This is based on an email I send my .NET team at work
Happy holiday weekend,
This week I’ve been digging into Identity Server and wanted to brain dump some of what I’ve been learning, as well as helpful resources that I found.
Identity Server is a framework for building authentication and authorization features in .NET applications. It seems like every couple years there’s a new auth library for ASP.NET, but I think this one is going to be around for awhile. It’s actively maintained, the authors are very responsive and helpful, and it seems to have excellent extensibility points.
More of our projects are becoming distributed between a front-end application server and set of back-end API services, and thus we need to share authentication and authorization throughout the system. Identity Server provides this feature through tokens. When the user logs in, they get a token that contains some identity information and other details about who they are and what they can access. This token can then be passed through the system. Each API server doesn’t have to do another explicit authorization check: the token tells them everything they need to know.

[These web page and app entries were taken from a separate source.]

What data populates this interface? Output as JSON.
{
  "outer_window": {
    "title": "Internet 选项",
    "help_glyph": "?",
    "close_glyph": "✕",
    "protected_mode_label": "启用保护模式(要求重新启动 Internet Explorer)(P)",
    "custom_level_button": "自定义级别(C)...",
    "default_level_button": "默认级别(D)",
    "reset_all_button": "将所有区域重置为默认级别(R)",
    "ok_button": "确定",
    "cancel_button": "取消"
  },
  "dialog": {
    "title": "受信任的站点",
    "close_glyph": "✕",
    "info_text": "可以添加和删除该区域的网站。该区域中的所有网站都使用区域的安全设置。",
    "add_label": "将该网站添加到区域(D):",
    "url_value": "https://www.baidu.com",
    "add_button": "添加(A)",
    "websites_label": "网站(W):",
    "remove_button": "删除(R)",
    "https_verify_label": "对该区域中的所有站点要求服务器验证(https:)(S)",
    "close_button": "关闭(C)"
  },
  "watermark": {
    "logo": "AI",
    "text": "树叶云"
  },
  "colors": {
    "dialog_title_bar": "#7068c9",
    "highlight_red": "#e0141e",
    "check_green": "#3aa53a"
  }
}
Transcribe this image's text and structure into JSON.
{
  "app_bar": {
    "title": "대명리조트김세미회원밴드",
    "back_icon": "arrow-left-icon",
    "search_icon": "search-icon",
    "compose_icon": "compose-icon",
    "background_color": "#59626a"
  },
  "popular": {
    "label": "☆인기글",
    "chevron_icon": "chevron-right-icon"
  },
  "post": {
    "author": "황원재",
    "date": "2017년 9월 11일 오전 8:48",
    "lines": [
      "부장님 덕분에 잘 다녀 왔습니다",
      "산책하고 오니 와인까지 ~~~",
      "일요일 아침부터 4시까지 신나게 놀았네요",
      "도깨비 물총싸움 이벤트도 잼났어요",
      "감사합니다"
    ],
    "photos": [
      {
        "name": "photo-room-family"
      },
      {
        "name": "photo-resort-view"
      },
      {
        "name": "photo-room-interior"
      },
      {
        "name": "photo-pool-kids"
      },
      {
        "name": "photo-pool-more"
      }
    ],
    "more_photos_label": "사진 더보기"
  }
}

Well couldn’t somebody just tamper with the token and change their
role attribute to
superuser or change their user id to impersonate
some other user?
No, the token is signed by Identity Server, and thus tampering with the token would make the signature check fail, and the token would be rejected by the any of the API layers.
This page gives an overview of many of the domain concepts you’ll see frequently when working with Identity Server.
A couple that are important to know are Scopes and Claims.
Scopes are just names for resources a client (software program) wants to access. Some scopes are resource scopes, like “the calendar API” and some are bits of user information, like “profile”.
Users have control over what Scopes they allow a client to access on their behalf. For example, if you’ve ever signed into a website using your Google account, it probably asked for access to read your email address and name. Or if you installed a third-party twitter app, it asked for permission to access your timeline, your DMs, and your profile information. Each of those are Scopes. Users have a chance to review what the client is going to access and make informed consent.
Scopes often involve a set of Claims. Claims are a key-value storage
of bits of information, usually about the current user. You might have a
role:admin. A user can have multiple
of the same claim type, for example one could have more than one role in
You can use the claims about a user to retrieve additional information or to control what pieces of information they can access.
If you want to learn more, I’d recommend doing these two tutorials in order. They are very helpful for learning how all the pieces fit together. I generally recommend that you type in all the code rather than copy-pasting. I’ve found that it sticks in my brain better when I do that, because it forces me to slow down and see how the pieces connect.
In Identity Server, a lot of things are connected together by names given
string literals. So take note when you find yourself typing the same
string value in two places: there’s probably a connection there.
Also check out the main documentation. There’s a ton of other things that Identity Server can do, and it has extension points to fit it into any client’s authentication needs.